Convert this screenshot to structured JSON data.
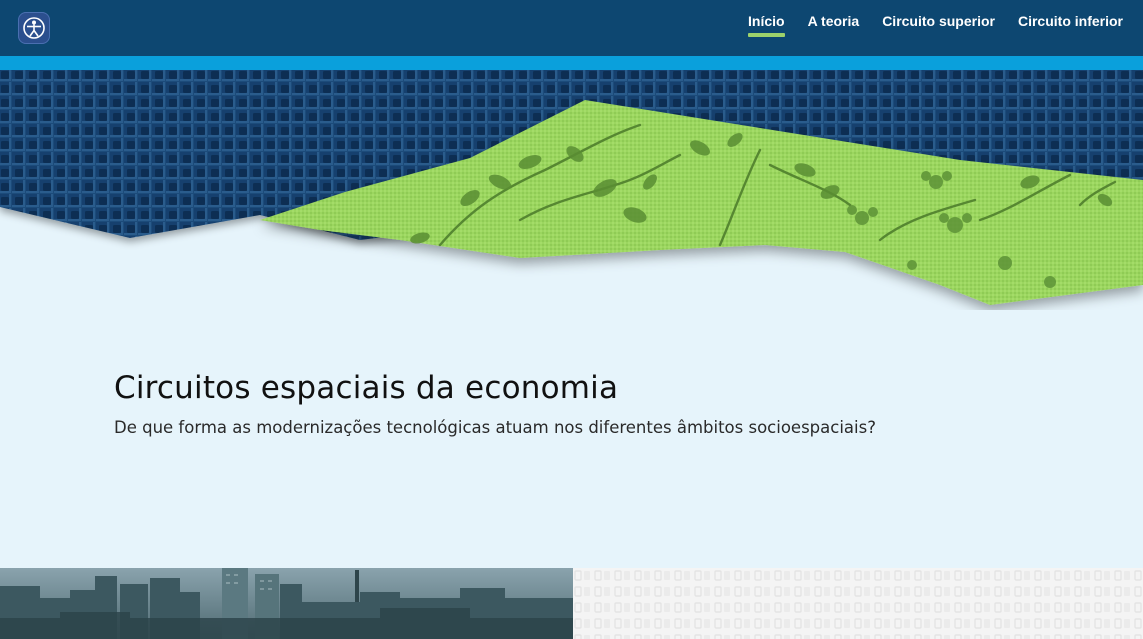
{
  "header": {
    "logo_icon": "vitruvian-man-icon",
    "nav": {
      "items": [
        {
          "label": "Início",
          "active": true
        },
        {
          "label": "A teoria",
          "active": false
        },
        {
          "label": "Circuito superior",
          "active": false
        },
        {
          "label": "Circuito inferior",
          "active": false
        }
      ]
    }
  },
  "hero": {
    "title": "Circuitos espaciais da economia",
    "subtitle": "De que forma as modernizações tecnológicas atuam nos diferentes âmbitos socioespaciais?"
  },
  "colors": {
    "navbar": "#0d4771",
    "accent_strip": "#0aa0dc",
    "active_underline": "#9dd26b",
    "page_background": "#e6f4fb",
    "burlap": "#123f6e",
    "floral_fabric": "#9bd65e"
  }
}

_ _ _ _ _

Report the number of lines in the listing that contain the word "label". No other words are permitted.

4